- Task statement
Look over the entries below. Report how many lines hold the word "placeholder", and only that.

◆ ◆ ◆ ◆ ◆

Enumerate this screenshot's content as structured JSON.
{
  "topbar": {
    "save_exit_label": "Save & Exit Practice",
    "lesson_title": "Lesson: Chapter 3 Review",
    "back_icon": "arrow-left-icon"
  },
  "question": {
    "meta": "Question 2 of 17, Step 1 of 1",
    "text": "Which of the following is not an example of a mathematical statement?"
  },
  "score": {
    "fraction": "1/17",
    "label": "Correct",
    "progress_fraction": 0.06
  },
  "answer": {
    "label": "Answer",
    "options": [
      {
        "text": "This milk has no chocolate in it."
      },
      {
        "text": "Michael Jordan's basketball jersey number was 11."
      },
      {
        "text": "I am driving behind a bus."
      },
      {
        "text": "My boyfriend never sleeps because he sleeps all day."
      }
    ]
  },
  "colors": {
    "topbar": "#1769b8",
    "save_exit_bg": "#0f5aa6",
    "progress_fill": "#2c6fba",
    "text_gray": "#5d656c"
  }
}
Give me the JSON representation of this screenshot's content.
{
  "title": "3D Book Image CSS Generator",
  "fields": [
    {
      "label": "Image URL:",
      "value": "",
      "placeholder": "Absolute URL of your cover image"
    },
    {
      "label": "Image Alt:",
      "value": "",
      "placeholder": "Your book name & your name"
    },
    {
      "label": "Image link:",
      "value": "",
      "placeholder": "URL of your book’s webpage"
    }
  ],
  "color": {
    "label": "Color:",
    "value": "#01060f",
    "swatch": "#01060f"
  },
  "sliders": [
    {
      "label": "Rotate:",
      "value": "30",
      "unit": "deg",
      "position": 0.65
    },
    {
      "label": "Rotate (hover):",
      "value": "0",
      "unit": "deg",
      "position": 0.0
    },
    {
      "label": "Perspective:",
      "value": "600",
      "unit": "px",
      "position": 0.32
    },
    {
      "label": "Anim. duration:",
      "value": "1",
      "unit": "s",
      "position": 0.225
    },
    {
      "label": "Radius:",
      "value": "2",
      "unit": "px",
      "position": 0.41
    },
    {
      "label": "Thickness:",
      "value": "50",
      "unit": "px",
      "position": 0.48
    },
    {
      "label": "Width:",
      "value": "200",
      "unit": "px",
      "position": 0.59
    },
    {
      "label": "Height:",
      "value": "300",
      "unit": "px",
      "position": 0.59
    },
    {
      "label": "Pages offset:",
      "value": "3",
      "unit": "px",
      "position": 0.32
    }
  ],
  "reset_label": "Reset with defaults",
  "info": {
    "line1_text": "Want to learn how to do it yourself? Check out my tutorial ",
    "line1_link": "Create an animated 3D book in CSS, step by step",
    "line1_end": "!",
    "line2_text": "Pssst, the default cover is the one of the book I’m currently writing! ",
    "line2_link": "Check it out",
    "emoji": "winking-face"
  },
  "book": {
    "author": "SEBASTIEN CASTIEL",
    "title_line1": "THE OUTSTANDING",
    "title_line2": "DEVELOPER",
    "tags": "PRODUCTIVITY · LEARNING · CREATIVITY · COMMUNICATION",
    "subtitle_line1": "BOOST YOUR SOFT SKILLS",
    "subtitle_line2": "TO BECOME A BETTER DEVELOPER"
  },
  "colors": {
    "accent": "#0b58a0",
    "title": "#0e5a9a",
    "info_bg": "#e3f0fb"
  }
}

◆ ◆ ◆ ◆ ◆

- Exercise solution
3